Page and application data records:
********
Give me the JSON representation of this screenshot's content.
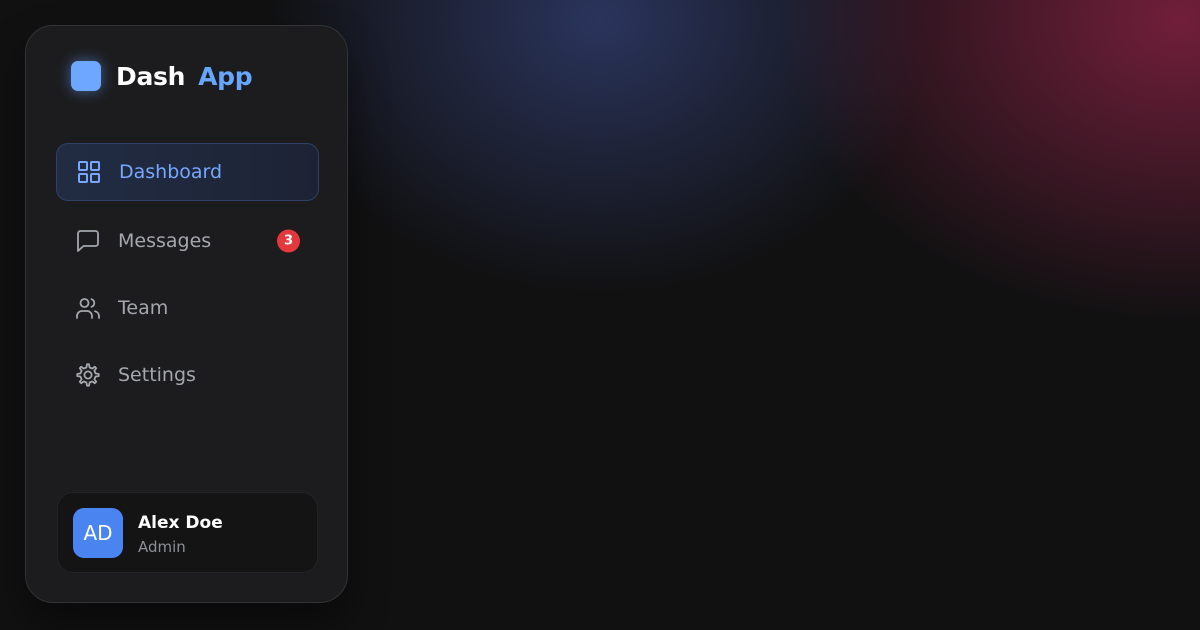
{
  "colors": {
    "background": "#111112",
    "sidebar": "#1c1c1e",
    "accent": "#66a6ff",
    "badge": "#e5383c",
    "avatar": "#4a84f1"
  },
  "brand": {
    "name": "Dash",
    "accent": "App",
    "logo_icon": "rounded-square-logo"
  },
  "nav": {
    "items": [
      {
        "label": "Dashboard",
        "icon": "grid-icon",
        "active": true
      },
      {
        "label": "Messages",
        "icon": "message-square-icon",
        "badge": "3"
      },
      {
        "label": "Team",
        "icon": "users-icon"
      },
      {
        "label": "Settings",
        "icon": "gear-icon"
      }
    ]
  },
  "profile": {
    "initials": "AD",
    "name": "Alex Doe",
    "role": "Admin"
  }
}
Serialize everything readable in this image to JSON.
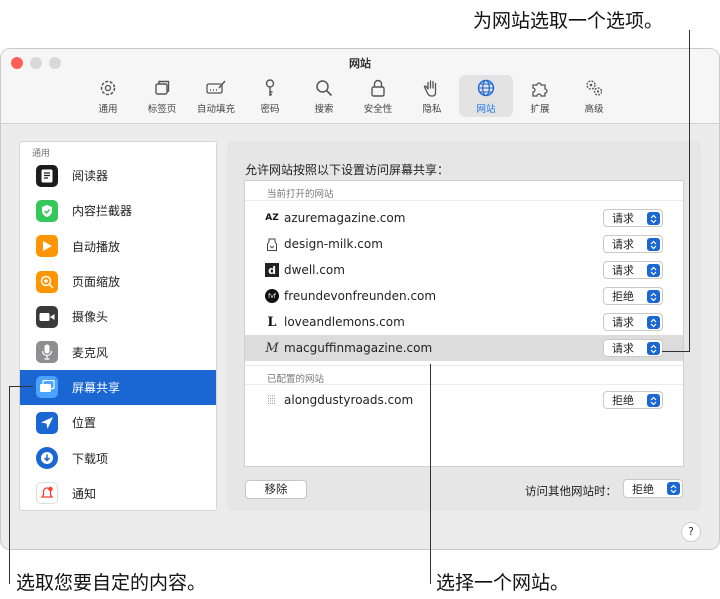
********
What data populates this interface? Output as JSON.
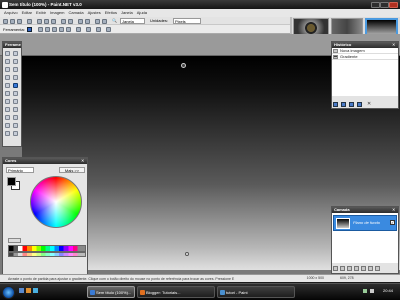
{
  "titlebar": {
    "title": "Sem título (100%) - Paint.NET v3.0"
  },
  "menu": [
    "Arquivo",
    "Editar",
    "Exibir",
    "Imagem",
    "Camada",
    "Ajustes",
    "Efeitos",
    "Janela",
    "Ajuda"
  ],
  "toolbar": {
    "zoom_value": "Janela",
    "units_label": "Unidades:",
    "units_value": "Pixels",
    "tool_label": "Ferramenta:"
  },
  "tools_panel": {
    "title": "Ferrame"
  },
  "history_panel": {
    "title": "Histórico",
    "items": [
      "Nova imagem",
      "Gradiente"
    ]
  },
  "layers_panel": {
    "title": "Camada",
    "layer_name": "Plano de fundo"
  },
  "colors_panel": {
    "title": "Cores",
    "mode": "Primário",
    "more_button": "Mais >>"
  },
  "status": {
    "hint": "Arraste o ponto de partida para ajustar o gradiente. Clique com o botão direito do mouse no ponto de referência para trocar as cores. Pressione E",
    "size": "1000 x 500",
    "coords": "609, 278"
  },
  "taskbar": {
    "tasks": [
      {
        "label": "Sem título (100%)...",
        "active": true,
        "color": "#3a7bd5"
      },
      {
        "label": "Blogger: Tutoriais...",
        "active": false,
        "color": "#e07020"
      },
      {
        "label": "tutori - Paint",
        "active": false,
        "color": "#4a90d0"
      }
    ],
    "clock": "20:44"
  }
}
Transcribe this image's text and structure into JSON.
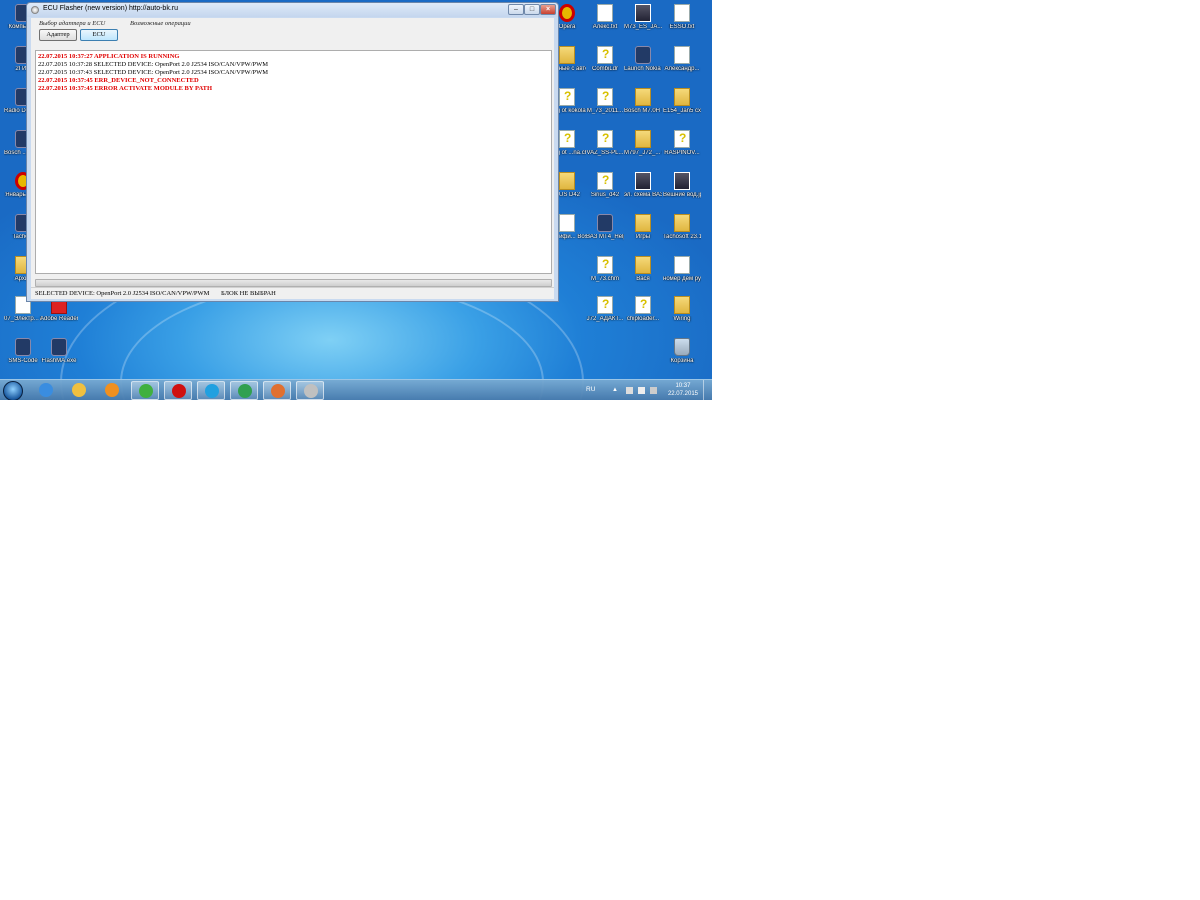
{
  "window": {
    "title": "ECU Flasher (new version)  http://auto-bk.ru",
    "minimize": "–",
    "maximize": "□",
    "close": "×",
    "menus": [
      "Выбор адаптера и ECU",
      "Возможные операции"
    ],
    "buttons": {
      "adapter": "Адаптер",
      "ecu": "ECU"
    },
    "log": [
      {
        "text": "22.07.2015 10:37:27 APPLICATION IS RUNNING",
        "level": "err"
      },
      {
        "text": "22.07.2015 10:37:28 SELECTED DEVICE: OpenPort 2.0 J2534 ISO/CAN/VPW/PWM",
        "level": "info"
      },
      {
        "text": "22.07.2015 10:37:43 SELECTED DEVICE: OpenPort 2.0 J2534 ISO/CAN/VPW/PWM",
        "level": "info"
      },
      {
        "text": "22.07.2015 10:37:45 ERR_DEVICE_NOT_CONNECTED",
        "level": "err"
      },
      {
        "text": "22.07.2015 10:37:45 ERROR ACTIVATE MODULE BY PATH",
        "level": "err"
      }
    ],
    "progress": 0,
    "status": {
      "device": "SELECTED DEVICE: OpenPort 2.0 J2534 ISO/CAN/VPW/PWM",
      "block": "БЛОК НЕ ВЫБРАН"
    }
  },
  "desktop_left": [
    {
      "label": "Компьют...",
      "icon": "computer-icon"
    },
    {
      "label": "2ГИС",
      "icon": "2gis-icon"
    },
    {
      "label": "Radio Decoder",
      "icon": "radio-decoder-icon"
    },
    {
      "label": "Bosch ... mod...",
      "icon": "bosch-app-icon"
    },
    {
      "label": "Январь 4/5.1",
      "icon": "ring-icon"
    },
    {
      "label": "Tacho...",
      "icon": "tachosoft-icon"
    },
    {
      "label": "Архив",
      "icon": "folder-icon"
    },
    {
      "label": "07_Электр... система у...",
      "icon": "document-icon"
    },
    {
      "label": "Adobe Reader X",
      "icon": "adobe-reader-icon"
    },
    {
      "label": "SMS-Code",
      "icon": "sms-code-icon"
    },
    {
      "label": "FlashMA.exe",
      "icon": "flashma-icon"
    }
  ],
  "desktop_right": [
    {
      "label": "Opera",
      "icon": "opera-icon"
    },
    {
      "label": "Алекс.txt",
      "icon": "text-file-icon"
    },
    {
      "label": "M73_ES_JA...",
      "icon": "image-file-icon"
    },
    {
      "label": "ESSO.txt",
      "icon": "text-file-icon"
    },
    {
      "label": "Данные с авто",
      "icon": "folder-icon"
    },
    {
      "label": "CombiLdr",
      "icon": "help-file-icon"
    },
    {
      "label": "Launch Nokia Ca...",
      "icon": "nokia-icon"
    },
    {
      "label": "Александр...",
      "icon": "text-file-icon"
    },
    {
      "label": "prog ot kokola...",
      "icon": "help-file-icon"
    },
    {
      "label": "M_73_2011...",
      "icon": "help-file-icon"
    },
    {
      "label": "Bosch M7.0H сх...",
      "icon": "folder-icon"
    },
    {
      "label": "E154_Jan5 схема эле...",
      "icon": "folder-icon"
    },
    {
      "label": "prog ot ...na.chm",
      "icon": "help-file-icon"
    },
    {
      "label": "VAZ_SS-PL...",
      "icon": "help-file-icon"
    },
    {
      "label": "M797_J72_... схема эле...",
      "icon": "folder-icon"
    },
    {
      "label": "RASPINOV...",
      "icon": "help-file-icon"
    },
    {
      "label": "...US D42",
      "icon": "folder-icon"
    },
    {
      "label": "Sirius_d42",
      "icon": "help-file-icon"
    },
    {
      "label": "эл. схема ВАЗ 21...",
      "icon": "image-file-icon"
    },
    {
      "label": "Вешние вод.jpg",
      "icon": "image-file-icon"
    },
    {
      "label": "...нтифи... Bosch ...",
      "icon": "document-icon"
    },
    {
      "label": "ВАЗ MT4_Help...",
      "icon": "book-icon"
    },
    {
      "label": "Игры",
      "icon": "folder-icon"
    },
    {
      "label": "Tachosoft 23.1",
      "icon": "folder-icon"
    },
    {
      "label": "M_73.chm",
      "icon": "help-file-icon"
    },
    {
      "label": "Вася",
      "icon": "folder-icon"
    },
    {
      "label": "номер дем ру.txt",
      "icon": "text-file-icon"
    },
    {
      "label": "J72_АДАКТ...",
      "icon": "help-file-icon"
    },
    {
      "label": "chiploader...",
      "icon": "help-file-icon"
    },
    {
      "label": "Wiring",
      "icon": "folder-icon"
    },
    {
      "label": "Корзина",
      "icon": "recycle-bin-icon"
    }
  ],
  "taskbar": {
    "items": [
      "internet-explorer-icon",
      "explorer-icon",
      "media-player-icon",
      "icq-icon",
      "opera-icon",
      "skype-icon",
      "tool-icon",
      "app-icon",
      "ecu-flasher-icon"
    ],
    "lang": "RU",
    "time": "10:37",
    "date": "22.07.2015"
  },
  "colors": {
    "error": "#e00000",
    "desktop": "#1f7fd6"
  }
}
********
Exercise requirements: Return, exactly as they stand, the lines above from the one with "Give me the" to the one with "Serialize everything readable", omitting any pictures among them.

Your response:
Give me the JSON representation of this screenshot's content.
{
  "colors": {
    "background": "#111112",
    "sidebar": "#1c1c1e",
    "accent": "#66a6ff",
    "badge": "#e5383c",
    "avatar": "#4a84f1"
  },
  "brand": {
    "name": "Dash",
    "accent": "App",
    "logo_icon": "rounded-square-logo"
  },
  "nav": {
    "items": [
      {
        "label": "Dashboard",
        "icon": "grid-icon",
        "active": true
      },
      {
        "label": "Messages",
        "icon": "message-square-icon",
        "badge": "3"
      },
      {
        "label": "Team",
        "icon": "users-icon"
      },
      {
        "label": "Settings",
        "icon": "gear-icon"
      }
    ]
  },
  "profile": {
    "initials": "AD",
    "name": "Alex Doe",
    "role": "Admin"
  }
}
Serialize everything readable in this image to JSON.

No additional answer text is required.